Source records
* * * * * * * * *
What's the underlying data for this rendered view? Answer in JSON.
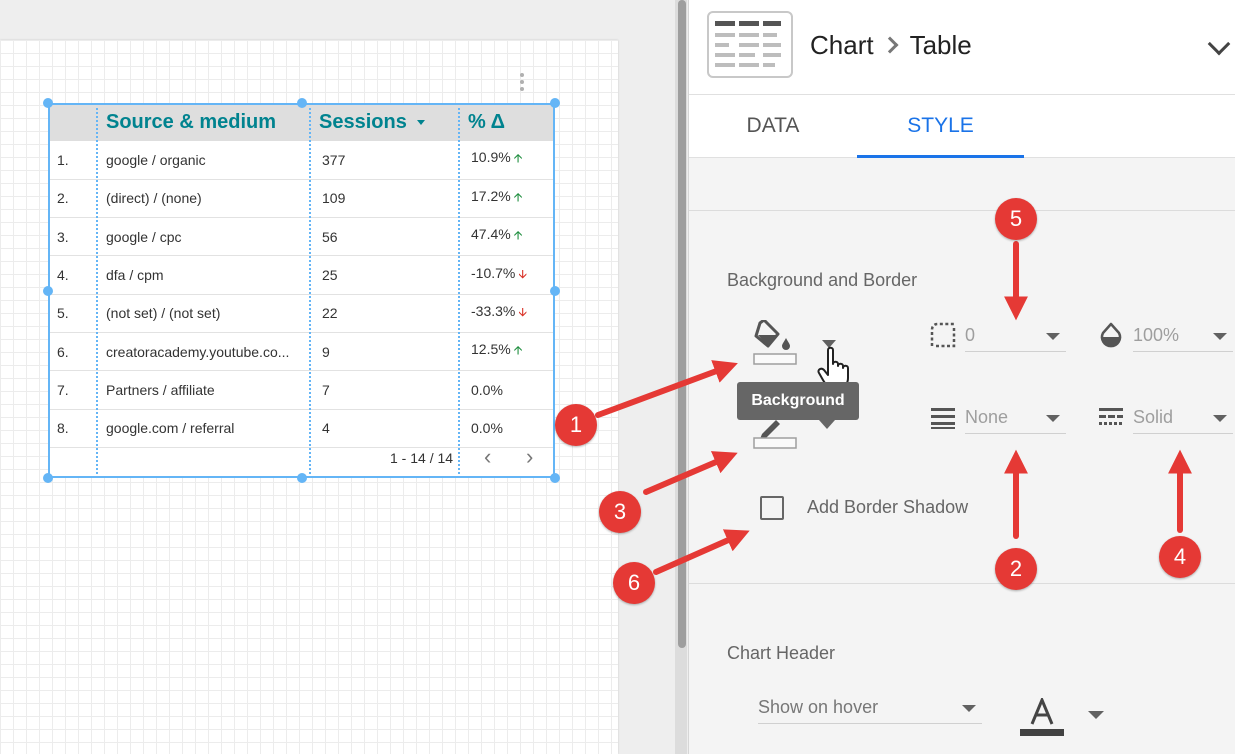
{
  "report_table": {
    "headers": [
      "Source & medium",
      "Sessions",
      "% Δ"
    ],
    "rows": [
      {
        "index": "1.",
        "source": "google / organic",
        "sessions": "377",
        "change": "10.9%",
        "trend": "up"
      },
      {
        "index": "2.",
        "source": "(direct) / (none)",
        "sessions": "109",
        "change": "17.2%",
        "trend": "up"
      },
      {
        "index": "3.",
        "source": "google / cpc",
        "sessions": "56",
        "change": "47.4%",
        "trend": "up"
      },
      {
        "index": "4.",
        "source": "dfa / cpm",
        "sessions": "25",
        "change": "-10.7%",
        "trend": "down"
      },
      {
        "index": "5.",
        "source": "(not set) / (not set)",
        "sessions": "22",
        "change": "-33.3%",
        "trend": "down"
      },
      {
        "index": "6.",
        "source": "creatoracademy.youtube.co...",
        "sessions": "9",
        "change": "12.5%",
        "trend": "up"
      },
      {
        "index": "7.",
        "source": "Partners / affiliate",
        "sessions": "7",
        "change": "0.0%",
        "trend": "none"
      },
      {
        "index": "8.",
        "source": "google.com / referral",
        "sessions": "4",
        "change": "0.0%",
        "trend": "none"
      }
    ],
    "pagination": "1 - 14 / 14"
  },
  "panel": {
    "breadcrumb_parent": "Chart",
    "breadcrumb_current": "Table",
    "tabs": {
      "data": "DATA",
      "style": "STYLE"
    },
    "background_border": {
      "title": "Background and Border",
      "border_radius": "0",
      "opacity": "100%",
      "border_weight": "None",
      "border_style": "Solid",
      "tooltip": "Background",
      "shadow_label": "Add Border Shadow"
    },
    "chart_header": {
      "title": "Chart Header",
      "value": "Show on hover"
    }
  },
  "colors": {
    "accent": "#1a73e8",
    "header_text": "#00838f",
    "selection": "#64b5f6",
    "annotation": "#e53935",
    "trend_up": "#1e8e3e",
    "trend_down": "#d93025"
  },
  "annotations": [
    "1",
    "2",
    "3",
    "4",
    "5",
    "6"
  ]
}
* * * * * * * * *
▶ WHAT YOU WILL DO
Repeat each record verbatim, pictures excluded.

▶ EXERCISE ANSWER
What's the underlying data for this rendered view? Answer in JSON.
{
  "report_table": {
    "headers": [
      "Source & medium",
      "Sessions",
      "% Δ"
    ],
    "rows": [
      {
        "index": "1.",
        "source": "google / organic",
        "sessions": "377",
        "change": "10.9%",
        "trend": "up"
      },
      {
        "index": "2.",
        "source": "(direct) / (none)",
        "sessions": "109",
        "change": "17.2%",
        "trend": "up"
      },
      {
        "index": "3.",
        "source": "google / cpc",
        "sessions": "56",
        "change": "47.4%",
        "trend": "up"
      },
      {
        "index": "4.",
        "source": "dfa / cpm",
        "sessions": "25",
        "change": "-10.7%",
        "trend": "down"
      },
      {
        "index": "5.",
        "source": "(not set) / (not set)",
        "sessions": "22",
        "change": "-33.3%",
        "trend": "down"
      },
      {
        "index": "6.",
        "source": "creatoracademy.youtube.co...",
        "sessions": "9",
        "change": "12.5%",
        "trend": "up"
      },
      {
        "index": "7.",
        "source": "Partners / affiliate",
        "sessions": "7",
        "change": "0.0%",
        "trend": "none"
      },
      {
        "index": "8.",
        "source": "google.com / referral",
        "sessions": "4",
        "change": "0.0%",
        "trend": "none"
      }
    ],
    "pagination": "1 - 14 / 14"
  },
  "panel": {
    "breadcrumb_parent": "Chart",
    "breadcrumb_current": "Table",
    "tabs": {
      "data": "DATA",
      "style": "STYLE"
    },
    "background_border": {
      "title": "Background and Border",
      "border_radius": "0",
      "opacity": "100%",
      "border_weight": "None",
      "border_style": "Solid",
      "tooltip": "Background",
      "shadow_label": "Add Border Shadow"
    },
    "chart_header": {
      "title": "Chart Header",
      "value": "Show on hover"
    }
  },
  "colors": {
    "accent": "#1a73e8",
    "header_text": "#00838f",
    "selection": "#64b5f6",
    "annotation": "#e53935",
    "trend_up": "#1e8e3e",
    "trend_down": "#d93025"
  },
  "annotations": [
    "1",
    "2",
    "3",
    "4",
    "5",
    "6"
  ]
}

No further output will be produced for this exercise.